→ ACTION ITEM
The entries are to be given back verbatim; no picture is to be copied.

.....

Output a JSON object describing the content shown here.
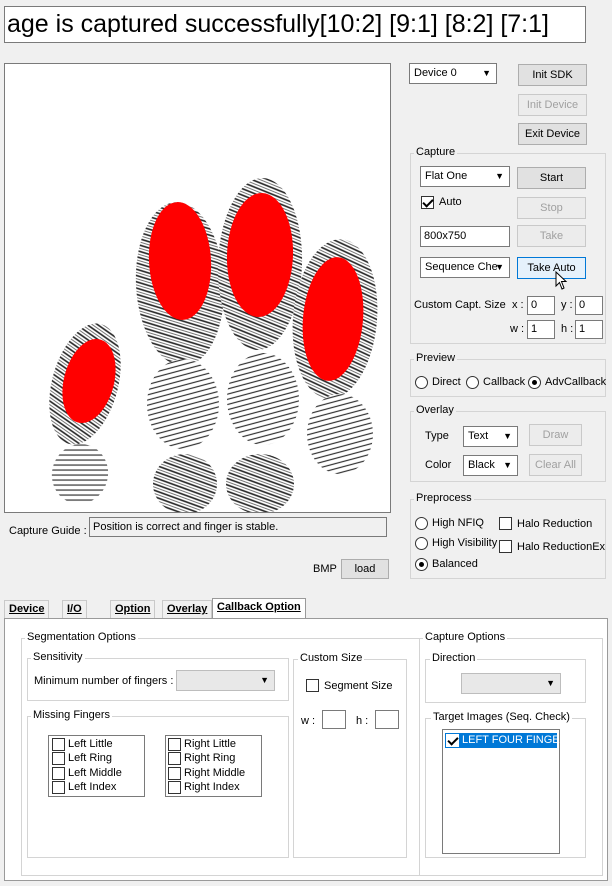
{
  "status": {
    "message": "age is captured successfully[10:2] [9:1] [8:2] [7:1]"
  },
  "device": {
    "selected": "Device 0",
    "init_sdk": "Init SDK",
    "init_device": "Init Device",
    "exit_device": "Exit Device"
  },
  "capture": {
    "title": "Capture",
    "mode": "Flat One",
    "auto_label": "Auto",
    "resolution": "800x750",
    "sequence": "Sequence Che",
    "start": "Start",
    "stop": "Stop",
    "take": "Take",
    "take_auto": "Take Auto",
    "custom_size_label": "Custom Capt. Size",
    "x_label": "x :",
    "x_value": "0",
    "y_label": "y :",
    "y_value": "0",
    "w_label": "w :",
    "w_value": "1",
    "h_label": "h :",
    "h_value": "1"
  },
  "preview": {
    "title": "Preview",
    "direct": "Direct",
    "callback": "Callback",
    "adv_callback": "AdvCallback"
  },
  "overlay": {
    "title": "Overlay",
    "type_label": "Type",
    "type_value": "Text",
    "color_label": "Color",
    "color_value": "Black",
    "draw": "Draw",
    "clear_all": "Clear All"
  },
  "preprocess": {
    "title": "Preprocess",
    "high_nfiq": "High NFIQ",
    "high_visibility": "High Visibility",
    "balanced": "Balanced",
    "halo_reduction": "Halo Reduction",
    "halo_reduction_ex": "Halo ReductionEx"
  },
  "guide": {
    "label": "Capture Guide :",
    "message": "Position is correct and finger is stable."
  },
  "bmp": {
    "label": "BMP",
    "load": "load"
  },
  "tabs": [
    "Device",
    "I/O",
    "Option",
    "Overlay",
    "Callback Option"
  ],
  "segmentation": {
    "title": "Segmentation Options",
    "sensitivity_title": "Sensitivity",
    "min_fingers_label": "Minimum number of fingers :",
    "missing_title": "Missing Fingers",
    "left": [
      "Left Little",
      "Left Ring",
      "Left Middle",
      "Left Index"
    ],
    "right": [
      "Right Little",
      "Right Ring",
      "Right Middle",
      "Right Index"
    ]
  },
  "custom_size": {
    "title": "Custom Size",
    "segment_size": "Segment Size",
    "w_label": "w :",
    "h_label": "h :"
  },
  "capture_options": {
    "title": "Capture Options",
    "direction_title": "Direction",
    "target_title": "Target Images (Seq. Check)",
    "target_item": "LEFT FOUR FINGER"
  },
  "colors": {
    "accent": "#0078d7",
    "finger_highlight": "#ff0000"
  }
}
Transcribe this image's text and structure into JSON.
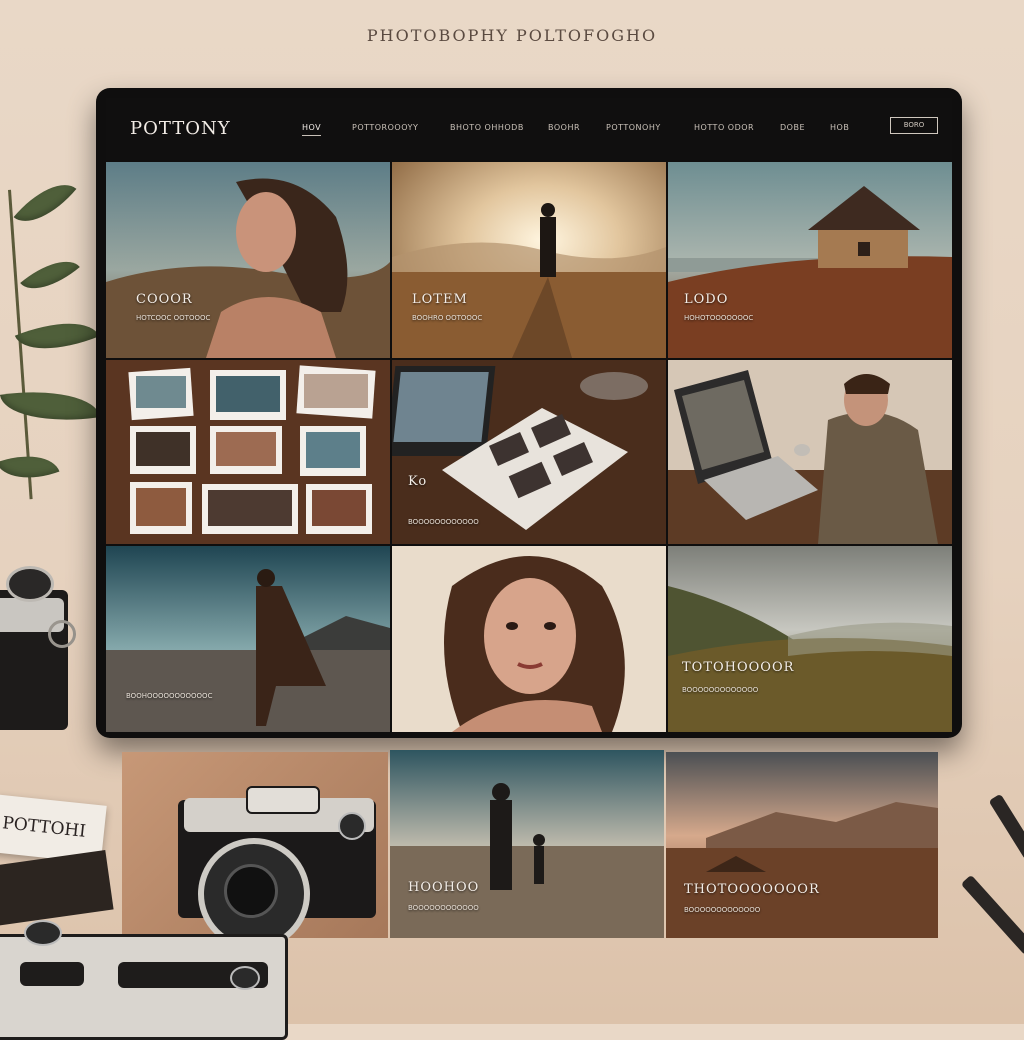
{
  "page": {
    "heading": "PHOTOBOPHY POLTOFOGHO"
  },
  "navbar": {
    "brand": "POTTONY",
    "items": [
      "HOV",
      "POTTOROOOYY",
      "BHOTO OHHODB",
      "BOOHR",
      "POTTONOHY",
      "HOTTO ODOR",
      "DOBE",
      "HOB"
    ],
    "active_index": 0,
    "cta": "BORO"
  },
  "grid": {
    "row1": [
      {
        "title": "COOOR",
        "subtitle": "HOTCOOC OOTOOOC"
      },
      {
        "title": "LOTEM",
        "subtitle": "BOOHRO OOTOOOC"
      },
      {
        "title": "LODO",
        "subtitle": "HOHOTOOOOOOOC"
      }
    ],
    "row2": [
      {
        "title": "",
        "subtitle": ""
      },
      {
        "title": "Ko",
        "subtitle": "BOOOOOOOOOOOO"
      },
      {
        "title": "",
        "subtitle": ""
      }
    ],
    "row3": [
      {
        "title": "",
        "subtitle": "BOOHOOOOOOOOOOOC"
      },
      {
        "title": "",
        "subtitle": ""
      },
      {
        "title": "TOTOHOOOOR",
        "subtitle": "BOOOOOOOOOOOOO"
      }
    ],
    "row4": [
      {
        "title": "",
        "subtitle": ""
      },
      {
        "title": "HOOHOO",
        "subtitle": "BOOOOOOOOOOOO"
      },
      {
        "title": "THOTOOOOOOOR",
        "subtitle": "BOOOOOOOOOOOOO"
      }
    ]
  },
  "desk": {
    "note_text": "POTTOHI"
  },
  "colors": {
    "accent": "#c9c1b8",
    "monitor_bg": "#0f0e0e",
    "desk": "#e6d2bf"
  }
}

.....

→ RESULT OF THE EXERCISE
Output a JSON object describing the content shown here.
{
  "status": {
    "message": "age is captured successfully[10:2] [9:1] [8:2] [7:1]"
  },
  "device": {
    "selected": "Device 0",
    "init_sdk": "Init SDK",
    "init_device": "Init Device",
    "exit_device": "Exit Device"
  },
  "capture": {
    "title": "Capture",
    "mode": "Flat One",
    "auto_label": "Auto",
    "resolution": "800x750",
    "sequence": "Sequence Che",
    "start": "Start",
    "stop": "Stop",
    "take": "Take",
    "take_auto": "Take Auto",
    "custom_size_label": "Custom Capt. Size",
    "x_label": "x :",
    "x_value": "0",
    "y_label": "y :",
    "y_value": "0",
    "w_label": "w :",
    "w_value": "1",
    "h_label": "h :",
    "h_value": "1"
  },
  "preview": {
    "title": "Preview",
    "direct": "Direct",
    "callback": "Callback",
    "adv_callback": "AdvCallback"
  },
  "overlay": {
    "title": "Overlay",
    "type_label": "Type",
    "type_value": "Text",
    "color_label": "Color",
    "color_value": "Black",
    "draw": "Draw",
    "clear_all": "Clear All"
  },
  "preprocess": {
    "title": "Preprocess",
    "high_nfiq": "High NFIQ",
    "high_visibility": "High Visibility",
    "balanced": "Balanced",
    "halo_reduction": "Halo Reduction",
    "halo_reduction_ex": "Halo ReductionEx"
  },
  "guide": {
    "label": "Capture Guide :",
    "message": "Position is correct and finger is stable."
  },
  "bmp": {
    "label": "BMP",
    "load": "load"
  },
  "tabs": [
    "Device",
    "I/O",
    "Option",
    "Overlay",
    "Callback Option"
  ],
  "segmentation": {
    "title": "Segmentation Options",
    "sensitivity_title": "Sensitivity",
    "min_fingers_label": "Minimum number of fingers :",
    "missing_title": "Missing Fingers",
    "left": [
      "Left Little",
      "Left Ring",
      "Left Middle",
      "Left Index"
    ],
    "right": [
      "Right Little",
      "Right Ring",
      "Right Middle",
      "Right Index"
    ]
  },
  "custom_size": {
    "title": "Custom Size",
    "segment_size": "Segment Size",
    "w_label": "w :",
    "h_label": "h :"
  },
  "capture_options": {
    "title": "Capture Options",
    "direction_title": "Direction",
    "target_title": "Target Images (Seq. Check)",
    "target_item": "LEFT FOUR FINGER"
  },
  "colors": {
    "accent": "#0078d7",
    "finger_highlight": "#ff0000"
  }
}
Transcribe this image's text and structure into JSON.
{
  "page": {
    "heading": "PHOTOBOPHY POLTOFOGHO"
  },
  "navbar": {
    "brand": "POTTONY",
    "items": [
      "HOV",
      "POTTOROOOYY",
      "BHOTO OHHODB",
      "BOOHR",
      "POTTONOHY",
      "HOTTO ODOR",
      "DOBE",
      "HOB"
    ],
    "active_index": 0,
    "cta": "BORO"
  },
  "grid": {
    "row1": [
      {
        "title": "COOOR",
        "subtitle": "HOTCOOC OOTOOOC"
      },
      {
        "title": "LOTEM",
        "subtitle": "BOOHRO OOTOOOC"
      },
      {
        "title": "LODO",
        "subtitle": "HOHOTOOOOOOOC"
      }
    ],
    "row2": [
      {
        "title": "",
        "subtitle": ""
      },
      {
        "title": "Ko",
        "subtitle": "BOOOOOOOOOOOO"
      },
      {
        "title": "",
        "subtitle": ""
      }
    ],
    "row3": [
      {
        "title": "",
        "subtitle": "BOOHOOOOOOOOOOOC"
      },
      {
        "title": "",
        "subtitle": ""
      },
      {
        "title": "TOTOHOOOOR",
        "subtitle": "BOOOOOOOOOOOOO"
      }
    ],
    "row4": [
      {
        "title": "",
        "subtitle": ""
      },
      {
        "title": "HOOHOO",
        "subtitle": "BOOOOOOOOOOOO"
      },
      {
        "title": "THOTOOOOOOOR",
        "subtitle": "BOOOOOOOOOOOOO"
      }
    ]
  },
  "desk": {
    "note_text": "POTTOHI"
  },
  "colors": {
    "accent": "#c9c1b8",
    "monitor_bg": "#0f0e0e",
    "desk": "#e6d2bf"
  }
}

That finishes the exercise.